═════ EXERCISE INPUTS ═════
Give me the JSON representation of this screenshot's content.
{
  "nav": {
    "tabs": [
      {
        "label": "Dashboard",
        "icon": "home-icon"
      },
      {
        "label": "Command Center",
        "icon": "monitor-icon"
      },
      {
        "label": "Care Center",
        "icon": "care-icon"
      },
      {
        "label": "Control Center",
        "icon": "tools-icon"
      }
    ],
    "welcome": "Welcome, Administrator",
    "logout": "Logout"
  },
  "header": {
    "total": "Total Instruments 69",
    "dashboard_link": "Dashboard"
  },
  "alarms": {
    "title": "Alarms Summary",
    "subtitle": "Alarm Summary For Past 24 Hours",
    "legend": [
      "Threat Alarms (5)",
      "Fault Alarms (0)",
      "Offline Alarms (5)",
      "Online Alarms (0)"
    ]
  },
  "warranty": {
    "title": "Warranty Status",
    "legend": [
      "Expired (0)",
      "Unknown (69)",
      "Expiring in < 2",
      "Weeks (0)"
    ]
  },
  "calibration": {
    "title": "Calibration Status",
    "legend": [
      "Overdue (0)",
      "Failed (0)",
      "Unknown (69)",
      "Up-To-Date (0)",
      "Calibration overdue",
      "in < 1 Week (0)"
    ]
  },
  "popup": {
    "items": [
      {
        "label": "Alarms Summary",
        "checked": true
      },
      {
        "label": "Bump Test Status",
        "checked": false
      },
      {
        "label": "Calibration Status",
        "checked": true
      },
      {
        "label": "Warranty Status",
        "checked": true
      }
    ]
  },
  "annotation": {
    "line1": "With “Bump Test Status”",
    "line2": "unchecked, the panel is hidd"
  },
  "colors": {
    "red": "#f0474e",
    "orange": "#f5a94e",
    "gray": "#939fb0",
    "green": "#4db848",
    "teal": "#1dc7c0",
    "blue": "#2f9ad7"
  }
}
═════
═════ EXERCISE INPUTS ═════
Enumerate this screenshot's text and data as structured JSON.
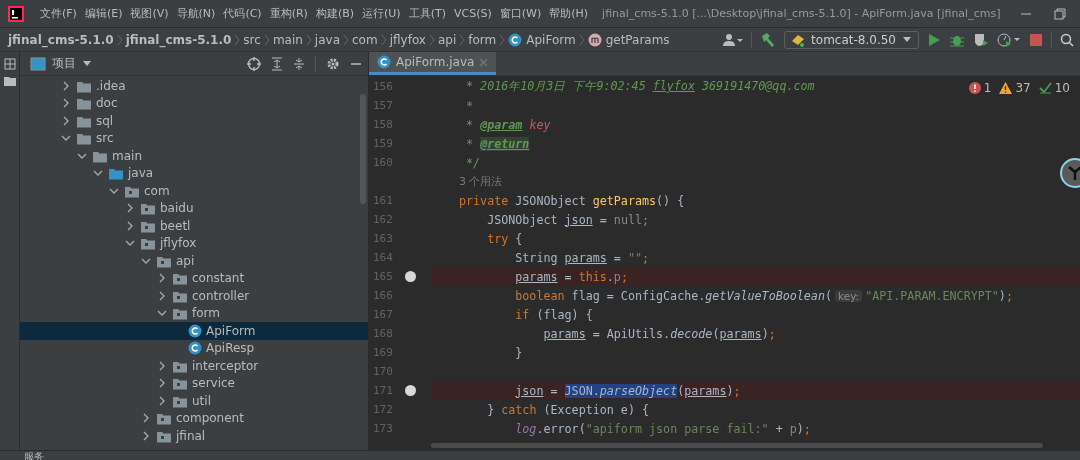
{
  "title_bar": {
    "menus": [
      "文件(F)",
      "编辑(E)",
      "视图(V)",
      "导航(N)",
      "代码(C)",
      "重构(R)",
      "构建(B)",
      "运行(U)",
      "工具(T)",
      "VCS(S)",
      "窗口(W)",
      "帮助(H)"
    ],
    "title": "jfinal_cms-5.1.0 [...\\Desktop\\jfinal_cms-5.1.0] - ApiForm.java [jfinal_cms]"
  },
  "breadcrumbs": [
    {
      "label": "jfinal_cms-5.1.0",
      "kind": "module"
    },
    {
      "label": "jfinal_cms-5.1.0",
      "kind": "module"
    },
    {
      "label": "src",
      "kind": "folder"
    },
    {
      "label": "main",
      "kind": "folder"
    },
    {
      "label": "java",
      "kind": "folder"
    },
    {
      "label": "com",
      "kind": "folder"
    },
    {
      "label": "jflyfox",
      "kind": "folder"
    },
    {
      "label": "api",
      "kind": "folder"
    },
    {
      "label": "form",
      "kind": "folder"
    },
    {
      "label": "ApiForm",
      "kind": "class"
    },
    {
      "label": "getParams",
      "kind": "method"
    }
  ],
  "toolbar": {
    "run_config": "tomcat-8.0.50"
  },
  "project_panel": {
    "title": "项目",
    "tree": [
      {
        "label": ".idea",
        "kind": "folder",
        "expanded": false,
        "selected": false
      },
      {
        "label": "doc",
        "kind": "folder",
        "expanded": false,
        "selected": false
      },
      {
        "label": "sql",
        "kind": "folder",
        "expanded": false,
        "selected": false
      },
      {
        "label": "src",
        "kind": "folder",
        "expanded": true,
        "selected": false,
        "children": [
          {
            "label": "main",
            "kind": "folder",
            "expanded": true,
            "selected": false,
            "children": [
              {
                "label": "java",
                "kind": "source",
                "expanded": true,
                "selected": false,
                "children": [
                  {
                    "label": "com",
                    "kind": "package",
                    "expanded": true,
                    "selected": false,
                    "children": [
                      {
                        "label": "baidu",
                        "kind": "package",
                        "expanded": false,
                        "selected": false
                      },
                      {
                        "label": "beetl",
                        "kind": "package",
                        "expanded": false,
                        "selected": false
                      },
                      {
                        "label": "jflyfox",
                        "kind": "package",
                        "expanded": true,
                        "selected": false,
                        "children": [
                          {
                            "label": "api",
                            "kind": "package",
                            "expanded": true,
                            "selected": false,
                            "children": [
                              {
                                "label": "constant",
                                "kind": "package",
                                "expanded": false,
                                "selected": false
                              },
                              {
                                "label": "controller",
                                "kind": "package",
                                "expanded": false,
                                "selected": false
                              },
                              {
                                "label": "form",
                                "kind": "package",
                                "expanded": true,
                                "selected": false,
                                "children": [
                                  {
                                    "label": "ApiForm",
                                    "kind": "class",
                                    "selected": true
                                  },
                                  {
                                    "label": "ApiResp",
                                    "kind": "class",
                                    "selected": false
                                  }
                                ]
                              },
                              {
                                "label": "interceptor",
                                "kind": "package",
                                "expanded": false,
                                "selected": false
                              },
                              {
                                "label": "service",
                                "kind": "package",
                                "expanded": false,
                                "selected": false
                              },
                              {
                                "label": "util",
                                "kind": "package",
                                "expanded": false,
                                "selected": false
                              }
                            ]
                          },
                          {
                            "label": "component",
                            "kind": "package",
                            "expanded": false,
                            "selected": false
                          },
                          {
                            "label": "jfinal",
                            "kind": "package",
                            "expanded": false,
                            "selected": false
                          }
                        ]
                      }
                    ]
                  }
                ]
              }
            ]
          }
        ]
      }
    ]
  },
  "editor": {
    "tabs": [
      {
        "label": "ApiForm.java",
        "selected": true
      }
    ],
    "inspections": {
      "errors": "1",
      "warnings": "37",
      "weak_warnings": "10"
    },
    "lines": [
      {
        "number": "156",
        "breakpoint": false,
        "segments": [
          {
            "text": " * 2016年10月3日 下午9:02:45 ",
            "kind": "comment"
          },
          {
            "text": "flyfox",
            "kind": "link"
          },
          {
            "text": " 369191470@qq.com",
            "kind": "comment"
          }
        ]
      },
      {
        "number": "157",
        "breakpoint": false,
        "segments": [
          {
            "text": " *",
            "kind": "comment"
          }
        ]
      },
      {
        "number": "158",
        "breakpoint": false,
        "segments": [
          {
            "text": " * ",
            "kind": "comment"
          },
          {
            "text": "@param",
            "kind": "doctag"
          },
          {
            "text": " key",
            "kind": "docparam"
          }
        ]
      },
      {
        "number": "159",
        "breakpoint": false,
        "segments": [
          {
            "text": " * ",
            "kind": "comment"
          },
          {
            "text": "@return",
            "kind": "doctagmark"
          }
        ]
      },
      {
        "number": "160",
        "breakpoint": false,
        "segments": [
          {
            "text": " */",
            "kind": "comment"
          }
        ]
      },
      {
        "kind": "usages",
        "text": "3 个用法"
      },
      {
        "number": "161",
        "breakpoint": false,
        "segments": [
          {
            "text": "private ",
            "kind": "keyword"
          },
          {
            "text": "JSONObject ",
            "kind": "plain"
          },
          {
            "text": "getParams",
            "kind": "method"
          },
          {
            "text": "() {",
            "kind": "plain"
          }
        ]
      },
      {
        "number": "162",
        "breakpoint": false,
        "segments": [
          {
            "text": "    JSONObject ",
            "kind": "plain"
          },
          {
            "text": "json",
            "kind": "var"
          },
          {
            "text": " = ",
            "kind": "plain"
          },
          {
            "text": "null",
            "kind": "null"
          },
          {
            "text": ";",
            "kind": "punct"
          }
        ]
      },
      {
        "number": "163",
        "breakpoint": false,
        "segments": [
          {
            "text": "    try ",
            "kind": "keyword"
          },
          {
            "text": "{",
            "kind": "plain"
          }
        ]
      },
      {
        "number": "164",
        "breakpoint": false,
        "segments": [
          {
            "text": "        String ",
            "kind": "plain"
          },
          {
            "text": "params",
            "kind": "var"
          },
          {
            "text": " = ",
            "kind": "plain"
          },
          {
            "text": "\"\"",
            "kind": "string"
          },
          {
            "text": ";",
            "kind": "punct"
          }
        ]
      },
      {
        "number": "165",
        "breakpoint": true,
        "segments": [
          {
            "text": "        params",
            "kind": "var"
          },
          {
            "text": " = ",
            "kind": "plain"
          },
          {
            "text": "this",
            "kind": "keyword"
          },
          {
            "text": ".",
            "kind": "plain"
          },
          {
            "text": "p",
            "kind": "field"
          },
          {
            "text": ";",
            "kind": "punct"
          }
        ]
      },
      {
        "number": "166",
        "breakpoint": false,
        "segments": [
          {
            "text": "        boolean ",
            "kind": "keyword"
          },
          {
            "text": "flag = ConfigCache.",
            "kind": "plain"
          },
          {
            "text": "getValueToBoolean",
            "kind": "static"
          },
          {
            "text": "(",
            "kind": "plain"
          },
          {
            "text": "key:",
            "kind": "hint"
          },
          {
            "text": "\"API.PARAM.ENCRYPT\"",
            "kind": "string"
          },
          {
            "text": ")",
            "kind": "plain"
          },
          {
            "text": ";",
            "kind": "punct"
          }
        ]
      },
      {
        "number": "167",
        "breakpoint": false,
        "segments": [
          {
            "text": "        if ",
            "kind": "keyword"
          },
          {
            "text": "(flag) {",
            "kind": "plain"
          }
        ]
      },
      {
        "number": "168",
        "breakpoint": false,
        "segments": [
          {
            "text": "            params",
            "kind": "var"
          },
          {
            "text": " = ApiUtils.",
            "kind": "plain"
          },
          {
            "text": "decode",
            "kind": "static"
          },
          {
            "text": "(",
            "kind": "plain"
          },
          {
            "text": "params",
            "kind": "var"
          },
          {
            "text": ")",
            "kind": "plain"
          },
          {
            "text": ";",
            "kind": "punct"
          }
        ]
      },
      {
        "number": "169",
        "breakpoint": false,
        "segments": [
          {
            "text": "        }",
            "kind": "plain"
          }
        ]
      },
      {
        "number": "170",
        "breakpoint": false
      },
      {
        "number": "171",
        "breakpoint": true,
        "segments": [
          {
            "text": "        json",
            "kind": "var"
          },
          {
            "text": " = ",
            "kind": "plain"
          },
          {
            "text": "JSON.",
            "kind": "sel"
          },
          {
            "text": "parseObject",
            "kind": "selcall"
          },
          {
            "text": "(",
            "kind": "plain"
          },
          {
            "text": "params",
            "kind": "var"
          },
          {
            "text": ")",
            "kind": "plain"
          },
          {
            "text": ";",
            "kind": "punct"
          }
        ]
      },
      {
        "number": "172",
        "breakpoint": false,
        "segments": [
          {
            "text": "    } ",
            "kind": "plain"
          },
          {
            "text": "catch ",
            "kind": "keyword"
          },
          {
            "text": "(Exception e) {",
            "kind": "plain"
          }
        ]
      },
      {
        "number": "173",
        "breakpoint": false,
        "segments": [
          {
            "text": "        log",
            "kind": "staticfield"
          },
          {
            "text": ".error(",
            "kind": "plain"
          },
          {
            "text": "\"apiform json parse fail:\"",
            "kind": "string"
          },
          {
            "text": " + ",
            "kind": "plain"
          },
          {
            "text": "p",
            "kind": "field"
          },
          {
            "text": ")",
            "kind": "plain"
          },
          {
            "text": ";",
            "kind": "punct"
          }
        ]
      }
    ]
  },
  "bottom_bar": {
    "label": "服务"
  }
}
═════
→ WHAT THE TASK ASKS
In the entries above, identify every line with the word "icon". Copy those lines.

→ SOLVED PROBLEM
        "icon": "home-icon"
        "icon": "monitor-icon"
        "icon": "care-icon"
        "icon": "tools-icon"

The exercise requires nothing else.